> [GOAL OF THE EXERCISE] Without the pictures, output all of the data exactly.

> [Excerpts from an interface dataset]
---+---

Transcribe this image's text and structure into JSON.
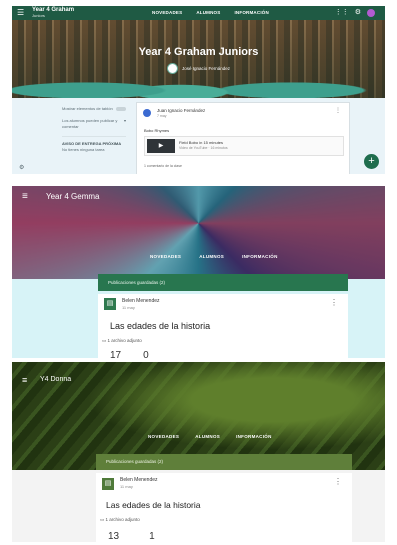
{
  "panel1": {
    "class_name": "Year 4 Graham",
    "class_sub": "Juniors",
    "nav": [
      "NOVEDADES",
      "ALUMNOS",
      "INFORMACIÓN"
    ],
    "title": "Year 4 Graham Juniors",
    "teacher": "José Ignacio Fernández",
    "side": {
      "item1": "Mostrar elementos de tablón",
      "item2": "Los alumnos pueden publicar y comentar",
      "box_title": "AVISO DE ENTREGA PRÓXIMA",
      "box_text": "No tienes ninguna tarea"
    },
    "post": {
      "author": "Juan Ignacio Fernández",
      "date": "7 may",
      "text": "Bobo Rhymes",
      "attachment_title": "Field Bobo in 15 minutes",
      "attachment_meta": "Video de YouTube · 16 minutos",
      "comment": "1 comentario de la clase"
    },
    "fab": "+",
    "icons": {
      "menu": "menu-icon",
      "grid": "apps-icon",
      "settings": "gear-icon"
    }
  },
  "panel2": {
    "class_name": "Year 4 Gemma",
    "nav": [
      "NOVEDADES",
      "ALUMNOS",
      "INFORMACIÓN"
    ],
    "saved": "Publicaciones guardadas (2)",
    "card": {
      "author": "Belen Menendez",
      "date": "11 may",
      "title": "Las edades de la historia",
      "attachments": "1 archivo adjunto",
      "count_a": "17",
      "count_b": "0"
    }
  },
  "panel3": {
    "class_name": "Y4 Donna",
    "nav": [
      "NOVEDADES",
      "ALUMNOS",
      "INFORMACIÓN"
    ],
    "saved": "Publicaciones guardadas (2)",
    "card": {
      "author": "Belen Menendez",
      "date": "11 may",
      "title": "Las edades de la historia",
      "attachments": "1 archivo adjunto",
      "count_a": "13",
      "count_b": "1"
    }
  }
}
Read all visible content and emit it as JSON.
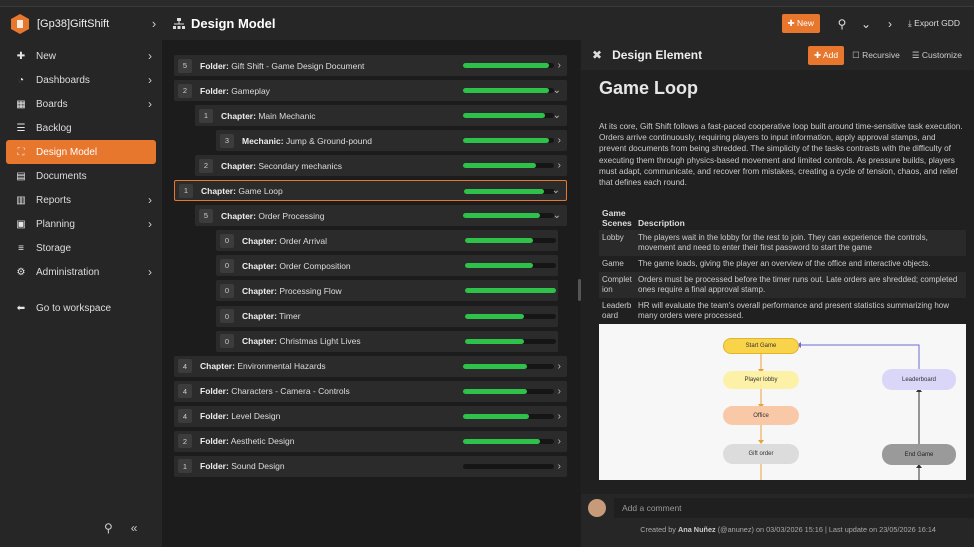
{
  "brand": {
    "name": "[Gp38]GiftShift",
    "logo_icon": "hexagon-logo"
  },
  "sidebar": {
    "items": [
      {
        "label": "New",
        "icon": "plus-icon",
        "arrow": true
      },
      {
        "label": "Dashboards",
        "icon": "dashboard-icon",
        "arrow": true
      },
      {
        "label": "Boards",
        "icon": "board-icon",
        "arrow": true
      },
      {
        "label": "Backlog",
        "icon": "list-icon",
        "arrow": false
      },
      {
        "label": "Design Model",
        "icon": "sitemap-icon",
        "arrow": false,
        "active": true
      },
      {
        "label": "Documents",
        "icon": "book-icon",
        "arrow": false
      },
      {
        "label": "Reports",
        "icon": "chart-icon",
        "arrow": true
      },
      {
        "label": "Planning",
        "icon": "calendar-icon",
        "arrow": true
      },
      {
        "label": "Storage",
        "icon": "database-icon",
        "arrow": false
      },
      {
        "label": "Administration",
        "icon": "gear-icon",
        "arrow": true
      }
    ],
    "workspace": "Go to workspace"
  },
  "header": {
    "title": "Design Model",
    "new_label": "New",
    "export_label": "Export GDD"
  },
  "tree": {
    "rows": [
      {
        "count": "5",
        "kind": "Folder:",
        "name": "Gift Shift - Game Design Document",
        "progress": 0.95,
        "arrow": "right"
      },
      {
        "count": "2",
        "kind": "Folder:",
        "name": "Gameplay",
        "progress": 0.95,
        "arrow": "down"
      },
      {
        "count": "1",
        "kind": "Chapter:",
        "name": "Main Mechanic",
        "progress": 0.9,
        "arrow": "down"
      },
      {
        "count": "3",
        "kind": "Mechanic:",
        "name": "Jump & Ground-pound",
        "progress": 0.95,
        "arrow": "right"
      },
      {
        "count": "2",
        "kind": "Chapter:",
        "name": "Secondary mechanics",
        "progress": 0.8,
        "arrow": "right"
      },
      {
        "count": "1",
        "kind": "Chapter:",
        "name": "Game Loop",
        "progress": 0.88,
        "arrow": "down",
        "highlight": true
      },
      {
        "count": "5",
        "kind": "Chapter:",
        "name": "Order Processing",
        "progress": 0.85,
        "arrow": "down"
      },
      {
        "count": "0",
        "kind": "Chapter:",
        "name": "Order Arrival",
        "progress": 0.75,
        "arrow": ""
      },
      {
        "count": "0",
        "kind": "Chapter:",
        "name": "Order Composition",
        "progress": 0.75,
        "arrow": ""
      },
      {
        "count": "0",
        "kind": "Chapter:",
        "name": "Processing Flow",
        "progress": 1.0,
        "arrow": ""
      },
      {
        "count": "0",
        "kind": "Chapter:",
        "name": "Timer",
        "progress": 0.65,
        "arrow": ""
      },
      {
        "count": "0",
        "kind": "Chapter:",
        "name": "Christmas Light Lives",
        "progress": 0.65,
        "arrow": ""
      },
      {
        "count": "4",
        "kind": "Chapter:",
        "name": "Environmental Hazards",
        "progress": 0.7,
        "arrow": "right"
      },
      {
        "count": "4",
        "kind": "Folder:",
        "name": "Characters - Camera - Controls",
        "progress": 0.7,
        "arrow": "right"
      },
      {
        "count": "4",
        "kind": "Folder:",
        "name": "Level Design",
        "progress": 0.72,
        "arrow": "right"
      },
      {
        "count": "2",
        "kind": "Folder:",
        "name": "Aesthetic Design",
        "progress": 0.85,
        "arrow": "right"
      },
      {
        "count": "1",
        "kind": "Folder:",
        "name": "Sound Design",
        "progress": 0.0,
        "arrow": "right"
      }
    ]
  },
  "detail": {
    "panel_title": "Design Element",
    "add_label": "Add",
    "recursive_label": "Recursive",
    "customize_label": "Customize",
    "heading": "Game Loop",
    "paragraph": "At its core, Gift Shift follows a fast-paced cooperative loop built around time-sensitive task execution. Orders arrive continuously, requiring players to input information, apply approval stamps, and prevent documents from being shredded. The simplicity of the tasks contrasts with the difficulty of executing them through physics-based movement and limited controls. As pressure builds, players must adapt, communicate, and recover from mistakes, creating a cycle of tension, chaos, and relief that defines each round.",
    "table": {
      "col1": "Game Scenes",
      "col2": "Description",
      "rows": [
        {
          "scene": "Lobby",
          "desc": "The players wait in the lobby for the rest to join. They can experience the controls, movement and need to enter their first password to start the game"
        },
        {
          "scene": "Game",
          "desc": "The game loads, giving the player an overview of the office and interactive objects."
        },
        {
          "scene": "Completion",
          "desc": "Orders must be processed before the timer runs out. Late orders are shredded; completed ones require a final approval stamp."
        },
        {
          "scene": "Leaderboard",
          "desc": "HR will evaluate the team's overall performance and present statistics summarizing how many orders were processed."
        }
      ]
    },
    "diagram": {
      "nodes": [
        "Start Game",
        "Player lobby",
        "Office",
        "Gift order",
        "Leaderboard",
        "End Game"
      ]
    },
    "comment_placeholder": "Add a comment",
    "footer_created": "Created by",
    "footer_author": "Ana Nuñez",
    "footer_rest": "(@anunez) on 03/03/2026 15:16 | Last update on 23/05/2026 16:14"
  }
}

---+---

> [RESPONSE BOX]
Transcribe this image's text and structure into JSON.
{
  "panel1": {
    "class_name": "Year 4 Graham",
    "class_sub": "Juniors",
    "nav": [
      "NOVEDADES",
      "ALUMNOS",
      "INFORMACIÓN"
    ],
    "title": "Year 4 Graham Juniors",
    "teacher": "José Ignacio Fernández",
    "side": {
      "item1": "Mostrar elementos de tablón",
      "item2": "Los alumnos pueden publicar y comentar",
      "box_title": "AVISO DE ENTREGA PRÓXIMA",
      "box_text": "No tienes ninguna tarea"
    },
    "post": {
      "author": "Juan Ignacio Fernández",
      "date": "7 may",
      "text": "Bobo Rhymes",
      "attachment_title": "Field Bobo in 15 minutes",
      "attachment_meta": "Video de YouTube · 16 minutos",
      "comment": "1 comentario de la clase"
    },
    "fab": "+",
    "icons": {
      "menu": "menu-icon",
      "grid": "apps-icon",
      "settings": "gear-icon"
    }
  },
  "panel2": {
    "class_name": "Year 4 Gemma",
    "nav": [
      "NOVEDADES",
      "ALUMNOS",
      "INFORMACIÓN"
    ],
    "saved": "Publicaciones guardadas (2)",
    "card": {
      "author": "Belen Menendez",
      "date": "11 may",
      "title": "Las edades de la historia",
      "attachments": "1 archivo adjunto",
      "count_a": "17",
      "count_b": "0"
    }
  },
  "panel3": {
    "class_name": "Y4 Donna",
    "nav": [
      "NOVEDADES",
      "ALUMNOS",
      "INFORMACIÓN"
    ],
    "saved": "Publicaciones guardadas (2)",
    "card": {
      "author": "Belen Menendez",
      "date": "11 may",
      "title": "Las edades de la historia",
      "attachments": "1 archivo adjunto",
      "count_a": "13",
      "count_b": "1"
    }
  }
}
Read all visible content and emit it as JSON.
{
  "brand": {
    "name": "[Gp38]GiftShift",
    "logo_icon": "hexagon-logo"
  },
  "sidebar": {
    "items": [
      {
        "label": "New",
        "icon": "plus-icon",
        "arrow": true
      },
      {
        "label": "Dashboards",
        "icon": "dashboard-icon",
        "arrow": true
      },
      {
        "label": "Boards",
        "icon": "board-icon",
        "arrow": true
      },
      {
        "label": "Backlog",
        "icon": "list-icon",
        "arrow": false
      },
      {
        "label": "Design Model",
        "icon": "sitemap-icon",
        "arrow": false,
        "active": true
      },
      {
        "label": "Documents",
        "icon": "book-icon",
        "arrow": false
      },
      {
        "label": "Reports",
        "icon": "chart-icon",
        "arrow": true
      },
      {
        "label": "Planning",
        "icon": "calendar-icon",
        "arrow": true
      },
      {
        "label": "Storage",
        "icon": "database-icon",
        "arrow": false
      },
      {
        "label": "Administration",
        "icon": "gear-icon",
        "arrow": true
      }
    ],
    "workspace": "Go to workspace"
  },
  "header": {
    "title": "Design Model",
    "new_label": "New",
    "export_label": "Export GDD"
  },
  "tree": {
    "rows": [
      {
        "count": "5",
        "kind": "Folder:",
        "name": "Gift Shift - Game Design Document",
        "progress": 0.95,
        "arrow": "right"
      },
      {
        "count": "2",
        "kind": "Folder:",
        "name": "Gameplay",
        "progress": 0.95,
        "arrow": "down"
      },
      {
        "count": "1",
        "kind": "Chapter:",
        "name": "Main Mechanic",
        "progress": 0.9,
        "arrow": "down"
      },
      {
        "count": "3",
        "kind": "Mechanic:",
        "name": "Jump & Ground-pound",
        "progress": 0.95,
        "arrow": "right"
      },
      {
        "count": "2",
        "kind": "Chapter:",
        "name": "Secondary mechanics",
        "progress": 0.8,
        "arrow": "right"
      },
      {
        "count": "1",
        "kind": "Chapter:",
        "name": "Game Loop",
        "progress": 0.88,
        "arrow": "down",
        "highlight": true
      },
      {
        "count": "5",
        "kind": "Chapter:",
        "name": "Order Processing",
        "progress": 0.85,
        "arrow": "down"
      },
      {
        "count": "0",
        "kind": "Chapter:",
        "name": "Order Arrival",
        "progress": 0.75,
        "arrow": ""
      },
      {
        "count": "0",
        "kind": "Chapter:",
        "name": "Order Composition",
        "progress": 0.75,
        "arrow": ""
      },
      {
        "count": "0",
        "kind": "Chapter:",
        "name": "Processing Flow",
        "progress": 1.0,
        "arrow": ""
      },
      {
        "count": "0",
        "kind": "Chapter:",
        "name": "Timer",
        "progress": 0.65,
        "arrow": ""
      },
      {
        "count": "0",
        "kind": "Chapter:",
        "name": "Christmas Light Lives",
        "progress": 0.65,
        "arrow": ""
      },
      {
        "count": "4",
        "kind": "Chapter:",
        "name": "Environmental Hazards",
        "progress": 0.7,
        "arrow": "right"
      },
      {
        "count": "4",
        "kind": "Folder:",
        "name": "Characters - Camera - Controls",
        "progress": 0.7,
        "arrow": "right"
      },
      {
        "count": "4",
        "kind": "Folder:",
        "name": "Level Design",
        "progress": 0.72,
        "arrow": "right"
      },
      {
        "count": "2",
        "kind": "Folder:",
        "name": "Aesthetic Design",
        "progress": 0.85,
        "arrow": "right"
      },
      {
        "count": "1",
        "kind": "Folder:",
        "name": "Sound Design",
        "progress": 0.0,
        "arrow": "right"
      }
    ]
  },
  "detail": {
    "panel_title": "Design Element",
    "add_label": "Add",
    "recursive_label": "Recursive",
    "customize_label": "Customize",
    "heading": "Game Loop",
    "paragraph": "At its core, Gift Shift follows a fast-paced cooperative loop built around time-sensitive task execution. Orders arrive continuously, requiring players to input information, apply approval stamps, and prevent documents from being shredded. The simplicity of the tasks contrasts with the difficulty of executing them through physics-based movement and limited controls. As pressure builds, players must adapt, communicate, and recover from mistakes, creating a cycle of tension, chaos, and relief that defines each round.",
    "table": {
      "col1": "Game Scenes",
      "col2": "Description",
      "rows": [
        {
          "scene": "Lobby",
          "desc": "The players wait in the lobby for the rest to join. They can experience the controls, movement and need to enter their first password to start the game"
        },
        {
          "scene": "Game",
          "desc": "The game loads, giving the player an overview of the office and interactive objects."
        },
        {
          "scene": "Completion",
          "desc": "Orders must be processed before the timer runs out. Late orders are shredded; completed ones require a final approval stamp."
        },
        {
          "scene": "Leaderboard",
          "desc": "HR will evaluate the team's overall performance and present statistics summarizing how many orders were processed."
        }
      ]
    },
    "diagram": {
      "nodes": [
        "Start Game",
        "Player lobby",
        "Office",
        "Gift order",
        "Leaderboard",
        "End Game"
      ]
    },
    "comment_placeholder": "Add a comment",
    "footer_created": "Created by",
    "footer_author": "Ana Nuñez",
    "footer_rest": "(@anunez) on 03/03/2026 15:16 | Last update on 23/05/2026 16:14"
  }
}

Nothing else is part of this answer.